Work item: Going line by line through the data below, how many lines contain the word "Bitcoin"? Give only the number.

Study material:
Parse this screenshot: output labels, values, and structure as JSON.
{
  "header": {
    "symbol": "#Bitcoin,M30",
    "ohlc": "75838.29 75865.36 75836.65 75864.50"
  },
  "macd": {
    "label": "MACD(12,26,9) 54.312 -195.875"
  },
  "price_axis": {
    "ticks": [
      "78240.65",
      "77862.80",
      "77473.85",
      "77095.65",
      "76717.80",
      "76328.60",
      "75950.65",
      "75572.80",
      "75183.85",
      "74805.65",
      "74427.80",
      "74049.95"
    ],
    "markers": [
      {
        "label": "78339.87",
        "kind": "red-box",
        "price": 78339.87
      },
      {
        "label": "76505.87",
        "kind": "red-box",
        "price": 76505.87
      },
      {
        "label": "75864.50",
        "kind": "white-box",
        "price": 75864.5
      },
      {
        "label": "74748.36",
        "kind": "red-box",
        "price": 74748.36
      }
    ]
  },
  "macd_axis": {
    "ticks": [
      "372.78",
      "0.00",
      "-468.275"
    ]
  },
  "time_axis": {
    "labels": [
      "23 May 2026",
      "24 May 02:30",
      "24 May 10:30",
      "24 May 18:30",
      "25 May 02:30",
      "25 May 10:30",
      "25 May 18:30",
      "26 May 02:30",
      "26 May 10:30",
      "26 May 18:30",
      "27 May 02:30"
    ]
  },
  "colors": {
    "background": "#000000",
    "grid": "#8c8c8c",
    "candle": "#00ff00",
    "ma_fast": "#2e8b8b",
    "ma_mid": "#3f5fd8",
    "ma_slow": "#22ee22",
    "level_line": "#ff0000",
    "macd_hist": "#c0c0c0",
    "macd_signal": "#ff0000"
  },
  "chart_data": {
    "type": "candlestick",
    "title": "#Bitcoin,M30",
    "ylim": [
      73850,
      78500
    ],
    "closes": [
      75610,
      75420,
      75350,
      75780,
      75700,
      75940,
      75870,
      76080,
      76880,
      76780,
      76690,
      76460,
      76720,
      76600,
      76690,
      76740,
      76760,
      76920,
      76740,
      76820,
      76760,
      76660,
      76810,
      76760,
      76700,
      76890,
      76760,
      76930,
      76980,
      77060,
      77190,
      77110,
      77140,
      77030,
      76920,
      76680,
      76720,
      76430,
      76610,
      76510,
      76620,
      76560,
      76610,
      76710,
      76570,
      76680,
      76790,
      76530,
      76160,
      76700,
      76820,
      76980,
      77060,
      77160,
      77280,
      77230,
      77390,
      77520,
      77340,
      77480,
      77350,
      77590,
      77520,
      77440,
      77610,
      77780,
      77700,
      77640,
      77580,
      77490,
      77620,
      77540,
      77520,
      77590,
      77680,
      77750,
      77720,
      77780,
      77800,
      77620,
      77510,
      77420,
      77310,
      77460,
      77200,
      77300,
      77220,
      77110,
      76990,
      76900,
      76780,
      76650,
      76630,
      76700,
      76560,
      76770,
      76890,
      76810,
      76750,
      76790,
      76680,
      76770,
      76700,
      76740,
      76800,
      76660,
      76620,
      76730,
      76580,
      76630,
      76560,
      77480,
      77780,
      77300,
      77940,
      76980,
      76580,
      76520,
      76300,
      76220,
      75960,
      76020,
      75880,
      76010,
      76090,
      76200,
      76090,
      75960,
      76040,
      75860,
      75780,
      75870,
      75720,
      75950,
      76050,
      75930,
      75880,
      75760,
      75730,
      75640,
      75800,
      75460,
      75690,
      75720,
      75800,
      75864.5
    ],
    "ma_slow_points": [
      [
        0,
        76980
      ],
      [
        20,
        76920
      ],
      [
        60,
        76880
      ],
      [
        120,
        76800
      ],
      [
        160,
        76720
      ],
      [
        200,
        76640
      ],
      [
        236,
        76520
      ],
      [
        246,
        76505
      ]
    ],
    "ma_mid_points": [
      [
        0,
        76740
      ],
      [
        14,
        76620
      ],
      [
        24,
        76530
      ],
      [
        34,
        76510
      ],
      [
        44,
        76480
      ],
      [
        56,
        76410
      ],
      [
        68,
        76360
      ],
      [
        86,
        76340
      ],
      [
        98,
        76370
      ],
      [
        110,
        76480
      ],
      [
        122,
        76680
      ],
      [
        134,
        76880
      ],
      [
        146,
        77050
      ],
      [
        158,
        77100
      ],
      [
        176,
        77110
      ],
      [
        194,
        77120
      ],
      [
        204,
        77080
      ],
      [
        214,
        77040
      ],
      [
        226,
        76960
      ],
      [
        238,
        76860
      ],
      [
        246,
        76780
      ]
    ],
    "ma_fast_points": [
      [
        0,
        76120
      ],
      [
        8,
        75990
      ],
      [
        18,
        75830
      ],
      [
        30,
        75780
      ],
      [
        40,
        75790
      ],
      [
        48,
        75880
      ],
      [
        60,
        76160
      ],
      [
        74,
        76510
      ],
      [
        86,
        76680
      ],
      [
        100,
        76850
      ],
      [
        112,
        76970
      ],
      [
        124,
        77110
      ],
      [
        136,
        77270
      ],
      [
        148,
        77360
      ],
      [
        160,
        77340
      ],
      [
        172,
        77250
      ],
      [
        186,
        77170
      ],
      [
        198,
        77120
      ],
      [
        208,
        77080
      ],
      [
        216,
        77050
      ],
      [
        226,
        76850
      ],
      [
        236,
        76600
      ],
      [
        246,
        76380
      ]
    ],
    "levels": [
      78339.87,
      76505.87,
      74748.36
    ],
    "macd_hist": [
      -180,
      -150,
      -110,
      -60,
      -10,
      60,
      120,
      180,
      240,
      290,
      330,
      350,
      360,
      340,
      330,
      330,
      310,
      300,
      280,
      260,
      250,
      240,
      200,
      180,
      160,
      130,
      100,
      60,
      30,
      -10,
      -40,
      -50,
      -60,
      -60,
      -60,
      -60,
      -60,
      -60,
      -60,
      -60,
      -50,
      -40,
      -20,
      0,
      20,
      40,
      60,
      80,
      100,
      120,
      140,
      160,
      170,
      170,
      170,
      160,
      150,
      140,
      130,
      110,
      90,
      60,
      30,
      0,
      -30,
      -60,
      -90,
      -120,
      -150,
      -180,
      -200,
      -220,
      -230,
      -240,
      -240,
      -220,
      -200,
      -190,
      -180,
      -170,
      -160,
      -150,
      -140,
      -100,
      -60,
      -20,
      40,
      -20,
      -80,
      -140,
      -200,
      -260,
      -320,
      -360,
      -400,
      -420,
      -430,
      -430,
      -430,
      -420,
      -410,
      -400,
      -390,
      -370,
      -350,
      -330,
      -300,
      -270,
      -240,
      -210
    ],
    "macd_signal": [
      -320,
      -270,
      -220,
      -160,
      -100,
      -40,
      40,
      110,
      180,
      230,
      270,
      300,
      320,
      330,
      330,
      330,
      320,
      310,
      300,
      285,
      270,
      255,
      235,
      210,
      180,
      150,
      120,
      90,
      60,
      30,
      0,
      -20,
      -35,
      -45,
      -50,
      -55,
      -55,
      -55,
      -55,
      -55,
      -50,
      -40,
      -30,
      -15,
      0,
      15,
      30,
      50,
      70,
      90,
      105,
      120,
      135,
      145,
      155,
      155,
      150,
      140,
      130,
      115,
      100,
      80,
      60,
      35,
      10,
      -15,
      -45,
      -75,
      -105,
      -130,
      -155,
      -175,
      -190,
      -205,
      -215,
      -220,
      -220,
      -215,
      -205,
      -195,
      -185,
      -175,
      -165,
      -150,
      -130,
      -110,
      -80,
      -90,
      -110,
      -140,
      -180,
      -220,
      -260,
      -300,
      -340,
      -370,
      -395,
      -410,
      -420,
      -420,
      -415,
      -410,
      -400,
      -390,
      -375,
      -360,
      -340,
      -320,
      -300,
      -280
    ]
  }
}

Response to the task: 2